Indeed, to go back to Ivar's comment, the "possibly misleading
word" is not "hypothesis". The misleading word is "test".
So when people write things like "We designed our trial so as
to test our research hypothesis that ... ", they need to replace
"test" with something else.
There is similar confusion around another word which is part
and parcel of Hypothesis Testing, namely "significant".
The degradation of language is evident in statements like
"The two groups did not differ significantly".
What this refers to is an outcome of the investigation which,
more accurately described, would be "the value of the statistic
used to compare the two groups did not attain a value which
went beyond the threshold for statistical significance at our
chosen significance level, in testing the Null Hypothesis that
there was no difference between the groups."
In other words, "significant" has the meaning implied by its
etymology -- sign-making: the data are raising a flag which
indicates that something is happening -- there is a degree
of incompatibility between the data and the Null HYpotheis,
so up goes the flag. In other words, "significance" really
refers to weight of evidence. A "significant difference"
(loose language if ever was) is not a difference which is
significant in the ordinary sense of a difference "which
matters" or "which is important"; it is a difference "which
was very unlikely to arise if the Null Hypothesis were true".
Finally, re Ivar's comment that "It can be expressed as a
"prior" under the Bayesian paradigm." That is somewhat beside
the point.
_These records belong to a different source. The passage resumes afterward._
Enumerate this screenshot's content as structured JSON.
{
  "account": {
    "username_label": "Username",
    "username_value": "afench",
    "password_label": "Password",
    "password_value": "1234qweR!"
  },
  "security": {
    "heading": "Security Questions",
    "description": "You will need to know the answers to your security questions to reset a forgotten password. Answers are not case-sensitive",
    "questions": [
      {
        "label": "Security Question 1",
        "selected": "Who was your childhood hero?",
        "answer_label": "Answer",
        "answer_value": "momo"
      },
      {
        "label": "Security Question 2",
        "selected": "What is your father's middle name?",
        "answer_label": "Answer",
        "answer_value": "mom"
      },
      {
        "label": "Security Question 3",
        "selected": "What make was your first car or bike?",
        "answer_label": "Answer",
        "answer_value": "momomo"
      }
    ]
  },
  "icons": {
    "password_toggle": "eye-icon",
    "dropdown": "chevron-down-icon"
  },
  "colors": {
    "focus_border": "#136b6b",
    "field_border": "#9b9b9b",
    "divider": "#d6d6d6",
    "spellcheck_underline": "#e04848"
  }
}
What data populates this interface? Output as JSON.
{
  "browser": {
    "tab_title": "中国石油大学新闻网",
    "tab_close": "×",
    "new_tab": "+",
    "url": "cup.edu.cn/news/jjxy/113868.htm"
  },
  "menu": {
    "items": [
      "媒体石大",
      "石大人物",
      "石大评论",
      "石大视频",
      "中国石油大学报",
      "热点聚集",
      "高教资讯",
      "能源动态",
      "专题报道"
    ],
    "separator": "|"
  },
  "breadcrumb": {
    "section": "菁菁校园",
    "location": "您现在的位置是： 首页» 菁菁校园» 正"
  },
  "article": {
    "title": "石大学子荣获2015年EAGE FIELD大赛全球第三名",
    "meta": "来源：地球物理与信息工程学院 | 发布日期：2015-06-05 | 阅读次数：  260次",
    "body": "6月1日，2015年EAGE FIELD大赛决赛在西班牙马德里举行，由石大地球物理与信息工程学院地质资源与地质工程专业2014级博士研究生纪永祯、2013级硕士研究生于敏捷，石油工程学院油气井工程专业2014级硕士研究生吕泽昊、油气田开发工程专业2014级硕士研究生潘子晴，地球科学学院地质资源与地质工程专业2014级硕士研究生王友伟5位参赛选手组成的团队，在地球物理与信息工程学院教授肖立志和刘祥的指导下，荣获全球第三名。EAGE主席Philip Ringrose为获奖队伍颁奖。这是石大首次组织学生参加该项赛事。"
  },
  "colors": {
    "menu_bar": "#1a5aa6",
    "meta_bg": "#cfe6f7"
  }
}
A Bayesian approach is of course possible when
the available information supports the assignment of prior
probabilities to the possible hyptotheses being contemplated,
but it is not at all necessary in this discussion.
Best wishes to all,
E-Mail: (Ted Harding) <[log in to unmask]>
Fax-to-email: +44 (0)870 094 0861
Date: 07-Aug-06 Time: 11:23:15
------------------------------ XFMail ------------------------------